■ WHAT YOU NEED TO DO:
When the string "drink" is part of a line below, that line should be copied.

■ SOURCE RECORDS:
<<<<
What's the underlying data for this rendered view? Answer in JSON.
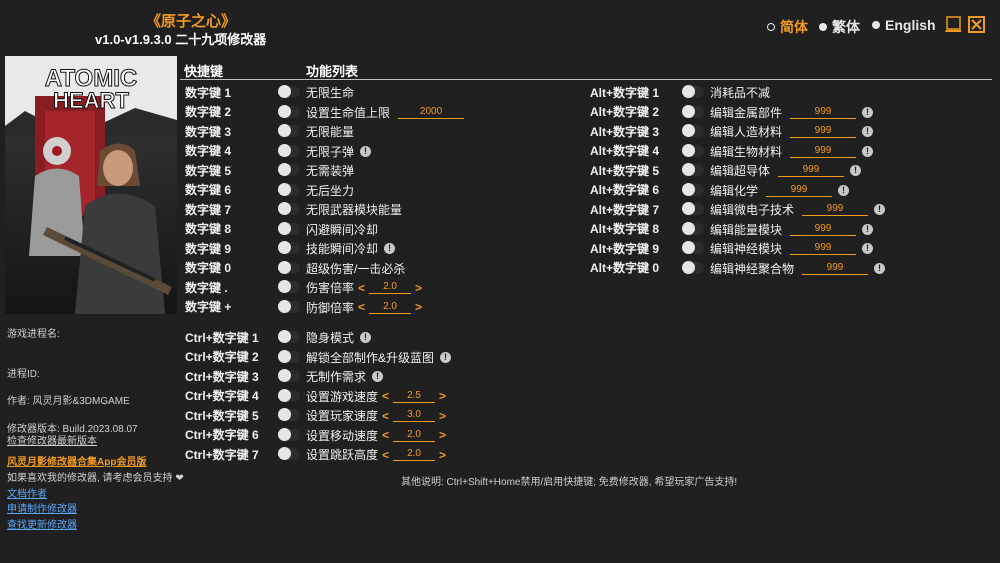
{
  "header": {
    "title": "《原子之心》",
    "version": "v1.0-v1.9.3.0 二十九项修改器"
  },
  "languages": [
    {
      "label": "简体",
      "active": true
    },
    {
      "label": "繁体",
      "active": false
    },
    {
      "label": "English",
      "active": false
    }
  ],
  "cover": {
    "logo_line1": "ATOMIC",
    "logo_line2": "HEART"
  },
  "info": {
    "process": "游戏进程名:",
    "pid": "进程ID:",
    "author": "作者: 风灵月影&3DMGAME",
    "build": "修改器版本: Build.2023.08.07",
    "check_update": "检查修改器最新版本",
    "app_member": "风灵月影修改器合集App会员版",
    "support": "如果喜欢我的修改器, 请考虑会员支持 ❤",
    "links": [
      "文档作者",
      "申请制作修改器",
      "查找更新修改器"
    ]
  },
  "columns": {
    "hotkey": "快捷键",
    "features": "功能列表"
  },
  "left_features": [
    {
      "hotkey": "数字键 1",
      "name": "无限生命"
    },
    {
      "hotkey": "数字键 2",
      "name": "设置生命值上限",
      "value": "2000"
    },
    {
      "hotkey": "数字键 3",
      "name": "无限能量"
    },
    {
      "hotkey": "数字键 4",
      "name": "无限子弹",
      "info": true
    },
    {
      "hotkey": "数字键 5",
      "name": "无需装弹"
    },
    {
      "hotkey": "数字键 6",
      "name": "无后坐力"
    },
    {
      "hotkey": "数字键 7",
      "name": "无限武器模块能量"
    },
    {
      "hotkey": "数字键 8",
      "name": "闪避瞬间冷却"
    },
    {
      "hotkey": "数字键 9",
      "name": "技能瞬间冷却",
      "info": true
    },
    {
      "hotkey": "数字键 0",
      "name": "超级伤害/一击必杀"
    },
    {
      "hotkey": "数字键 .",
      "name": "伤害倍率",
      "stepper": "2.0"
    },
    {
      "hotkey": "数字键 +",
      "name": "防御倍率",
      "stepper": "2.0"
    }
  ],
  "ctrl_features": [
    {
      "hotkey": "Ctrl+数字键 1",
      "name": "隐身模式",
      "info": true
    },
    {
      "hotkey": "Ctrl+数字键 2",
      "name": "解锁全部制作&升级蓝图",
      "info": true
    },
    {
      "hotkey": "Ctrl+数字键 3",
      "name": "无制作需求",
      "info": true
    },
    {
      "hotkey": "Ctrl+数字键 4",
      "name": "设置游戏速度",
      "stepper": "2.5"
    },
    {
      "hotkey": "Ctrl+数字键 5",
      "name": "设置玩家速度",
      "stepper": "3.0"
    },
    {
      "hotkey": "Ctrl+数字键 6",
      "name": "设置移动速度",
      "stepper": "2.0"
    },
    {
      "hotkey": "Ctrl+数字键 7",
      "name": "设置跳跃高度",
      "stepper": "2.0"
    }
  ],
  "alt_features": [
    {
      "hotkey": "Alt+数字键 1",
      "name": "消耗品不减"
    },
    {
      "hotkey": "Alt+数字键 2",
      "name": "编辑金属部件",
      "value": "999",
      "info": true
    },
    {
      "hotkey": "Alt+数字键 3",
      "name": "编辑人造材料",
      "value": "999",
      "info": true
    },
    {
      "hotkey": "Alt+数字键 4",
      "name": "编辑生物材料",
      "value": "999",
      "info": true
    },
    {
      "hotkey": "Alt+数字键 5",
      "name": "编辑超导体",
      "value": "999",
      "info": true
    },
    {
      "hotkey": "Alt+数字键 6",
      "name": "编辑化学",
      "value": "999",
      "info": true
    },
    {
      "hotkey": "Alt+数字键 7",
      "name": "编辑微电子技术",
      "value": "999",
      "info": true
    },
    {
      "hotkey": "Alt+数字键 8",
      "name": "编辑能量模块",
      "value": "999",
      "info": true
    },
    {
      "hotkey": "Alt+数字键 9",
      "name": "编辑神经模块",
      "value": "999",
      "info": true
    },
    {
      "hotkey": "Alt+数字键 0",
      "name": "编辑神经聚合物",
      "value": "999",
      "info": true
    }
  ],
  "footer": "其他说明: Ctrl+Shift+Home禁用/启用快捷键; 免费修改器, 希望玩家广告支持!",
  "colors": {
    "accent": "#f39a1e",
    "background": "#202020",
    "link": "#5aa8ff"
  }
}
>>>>
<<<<
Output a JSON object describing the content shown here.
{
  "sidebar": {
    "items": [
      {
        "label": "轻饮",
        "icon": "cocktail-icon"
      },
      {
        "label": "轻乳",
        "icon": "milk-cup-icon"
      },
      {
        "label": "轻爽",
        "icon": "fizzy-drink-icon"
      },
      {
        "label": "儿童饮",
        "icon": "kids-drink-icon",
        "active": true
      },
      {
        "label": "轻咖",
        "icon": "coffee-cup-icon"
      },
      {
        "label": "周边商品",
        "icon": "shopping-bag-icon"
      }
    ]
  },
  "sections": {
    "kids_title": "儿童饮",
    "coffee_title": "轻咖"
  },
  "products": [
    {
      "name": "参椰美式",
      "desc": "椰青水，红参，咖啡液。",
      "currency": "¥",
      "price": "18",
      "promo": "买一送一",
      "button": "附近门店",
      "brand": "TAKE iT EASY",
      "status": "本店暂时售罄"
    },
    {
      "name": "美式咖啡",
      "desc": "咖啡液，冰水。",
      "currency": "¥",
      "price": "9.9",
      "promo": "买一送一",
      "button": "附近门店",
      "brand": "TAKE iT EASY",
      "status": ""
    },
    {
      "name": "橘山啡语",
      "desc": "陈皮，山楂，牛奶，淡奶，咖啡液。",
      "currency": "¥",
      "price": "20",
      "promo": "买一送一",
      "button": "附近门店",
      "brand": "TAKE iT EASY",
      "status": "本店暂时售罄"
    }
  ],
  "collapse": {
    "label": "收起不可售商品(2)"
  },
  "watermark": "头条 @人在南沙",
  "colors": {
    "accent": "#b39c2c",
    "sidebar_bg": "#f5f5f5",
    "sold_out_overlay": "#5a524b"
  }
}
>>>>
■ OUTPUT:
        "icon": "fizzy-drink-icon"
        "icon": "kids-drink-icon",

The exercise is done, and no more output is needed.